Housing inequalities in the “repopulation” of the expanded downtown area of the municipality of São Paulo
Abstract This article discusses the long-awaited "repopulation" of the expanded downtown area of the municipality of São Paulo, which occurred between the years 2000 and 2010, driven by the mercantile logic of the capitalist urbanization. It analyzes data on real estate production aimed at medium- and high-income buyers at the expense of the demands of the low-income population. The latter is inserted in "repopulation" trends, seeking to access dwellings in slums and precarious settlements.
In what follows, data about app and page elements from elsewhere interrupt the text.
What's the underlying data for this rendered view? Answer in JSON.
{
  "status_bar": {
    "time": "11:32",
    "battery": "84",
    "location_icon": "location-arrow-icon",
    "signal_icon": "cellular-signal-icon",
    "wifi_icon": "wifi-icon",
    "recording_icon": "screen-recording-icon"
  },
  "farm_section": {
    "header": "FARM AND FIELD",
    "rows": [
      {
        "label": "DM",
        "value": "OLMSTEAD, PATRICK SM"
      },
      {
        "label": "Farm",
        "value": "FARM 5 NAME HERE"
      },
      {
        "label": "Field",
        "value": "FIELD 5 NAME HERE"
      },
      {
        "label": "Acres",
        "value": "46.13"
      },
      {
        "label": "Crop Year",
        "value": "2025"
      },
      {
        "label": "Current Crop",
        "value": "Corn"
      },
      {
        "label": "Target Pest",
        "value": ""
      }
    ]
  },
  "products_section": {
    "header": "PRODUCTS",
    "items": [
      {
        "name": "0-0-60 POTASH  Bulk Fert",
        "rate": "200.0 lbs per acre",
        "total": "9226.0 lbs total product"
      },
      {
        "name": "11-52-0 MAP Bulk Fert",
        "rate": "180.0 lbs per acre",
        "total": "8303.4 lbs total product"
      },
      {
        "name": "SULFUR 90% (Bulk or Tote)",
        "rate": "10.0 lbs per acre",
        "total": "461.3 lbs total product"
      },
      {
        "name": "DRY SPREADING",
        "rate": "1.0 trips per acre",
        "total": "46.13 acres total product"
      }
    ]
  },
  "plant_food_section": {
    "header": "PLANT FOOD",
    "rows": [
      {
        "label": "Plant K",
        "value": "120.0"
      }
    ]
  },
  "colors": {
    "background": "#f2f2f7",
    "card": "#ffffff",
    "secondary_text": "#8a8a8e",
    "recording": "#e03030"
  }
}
In addition, the article shows that, in spite of the "repopulation" and demographic inversion that took place in the expanded downtown area of São Paulo, the population continued to grow in the periphery, albeit at a slow pace, maintaining the levels of household income inequalities that mark the center-periphery model.